Surveys Track TRICARE Progress
By Douglas J. Gillert
American Forces Press Service
WASHINGTON, Dec. 16, 1999, Dec. 16, 1999 The fourth annual survey of TRICARE beneficiaries shows that patients generally like the health care they get, but they're often frustrated just getting in to see a doctor.
More than 200,000 adult eligible for Military Health System benefits were surveyed, with 37 percent responding. The response rate was down from 50 percent the previous two years, however, a telephone survey of those who didn't complete surveys failed to establish that there were significant differences in their satisfaction with TRICARE compared to those who completed surveys.
"Our beneficiaries largely are satisfied with the care when they can get to it," said Army Lt. Col. Thomas Williams, director of program evaluation for the TRICARE Management Activity. "And importantly, we're meeting or exceeding most national goals in preventive care for our beneficiaries."
Beneficiaries are more critical of TRICARE, however, when it comes to making appointments, Williams said. "We need to maintain our high performance in the care we deliver and the providers we attract and retain, but we also need to investigate how we can most efficiently get people into this system with a minimum amount of hassle."
"The TRICARE Management Activity wants comprehensive, high quality data that allows comparisons across systems of care," Williams said.
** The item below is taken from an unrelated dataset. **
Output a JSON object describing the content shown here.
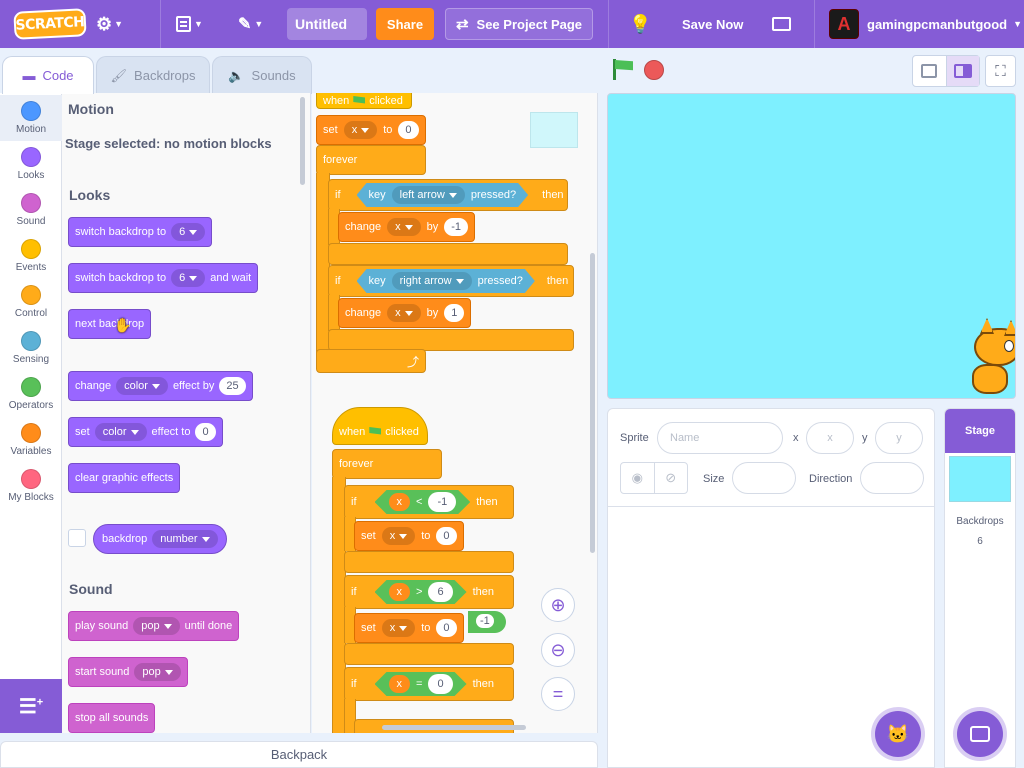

Data for the current survey was drawn from patients' health care experiences during 1998. Questions in the 1998 survey were based on the Consumer Assessment of Health Plans, a nationally recognized standard for measuring health care systems. "Changing the survey to reflect national standards of consumer assessment puts us in a much better position to determine what's good or bad about TRICARE," he said.
"If you look at the benchmark data, when our beneficiaries comment about their personal physician and the care they get, we are comparable to national figures. Those figures reflect, I think, a large degree of satisfaction. "Those common measures of satisfaction start to drop the further removed that measure is from the interpersonal provider-patient relationship. So while the criticism we receive is characteristic of what is being discovered nationally, we're still not at the level we'd like to be."
TRICARE access goals also must be within reach, Williams said. "I think a realistic goal would be somewhat short of 100 percent satisfaction with the appointment systems," he said. "Our goals should be established with some recognition of what's going on outside of the Military Health System and what other systems have experienced."
Information from the annual survey is provided to medical commanders to help them shape local health care delivery. In addition, the information is used by the Center for Naval Analysis to compile an annual report to Congress, coupled with cost data derived from a variety of sources by the Institute for Defense Analyses.
The congressional report uses more sophisticated analytic tools to track beneficiary attitudes but still generally supports the annual survey findings, Williams said. The two contractors first reported on TRICARE in the Pacific Northwest, TRICARE's oldest active region. For the 1999 report to Congress, they revisited that region plus six others that have been active for at least one year. By 2001, all regions will be included in the report, Williams said.
The report comments on differences apparent between 1994 and 1997 on a number of issues regarding health cost, quality and access. "This is an ongoing effort to try to explain what has happened under TRICARE relative to what was going on in 1994 and where we think the old CHAMPUS would have gotten us," Williams said.
The CNA/IDA report looked at out-of-pocket costs to beneficiaries compared to what military health care cost them under CHAMPUS. They found that those enrolled in TRICARE Prime generally paid fewer additional annual costs in 1998 than they had from 1994 to 1997, while those not enrolled but using TRICARE for their health care paid more out-of-pocket expenses. Retiree costs went up, but Williams said that's mostly due to enrollment fees.
Although the surveys provide TRICARE with useful information, making changes to the military health care system isn't easy, Williams said. The challenge, he said, is to provide medical commanders the most current information available that they can then use to fine-tune the health care services they provide.
"They are interested in getting feedback more than on an annual basis," he said. "That indicates there is a need for more current information."
Williams said his office is going to give the commanders what they need, by performing future customer surveys quarterly instead of annually. TRICARE will still look at customer satisfaction over the past 12 months, but instead of surveying the entire sample once a year, it will break the sampling down into four quarterly segments, he said. "It's going to be a rolling snapshot of how they're doing."
To affect improvements across the system, national performance measures will be incorporated in future managed care support contracts, Williams said. Contractors may be paid incentives if they exceed national figures for meeting beneficiary needs in getting the care they need, getting that care when they need it, while receiving good customer service, including claims processing.
"Efficient, effective access is such an important issue," Williams said. "We recognize that it's not your personal physician; it's not the care you get; it's getting in the door. Our contractors may be an important source of support in tackling this issue."
The 1999 TRICARE Stakeholders Report provides an in-depth review of what the TRICARE Management Activity has done in the last 12 months to improve such beneficiary concerns as access, claims processing and customer service. The complete report is available on the Internet at http://www.tricare.osd.mil/briefs/pdf/stakeholder.pdf.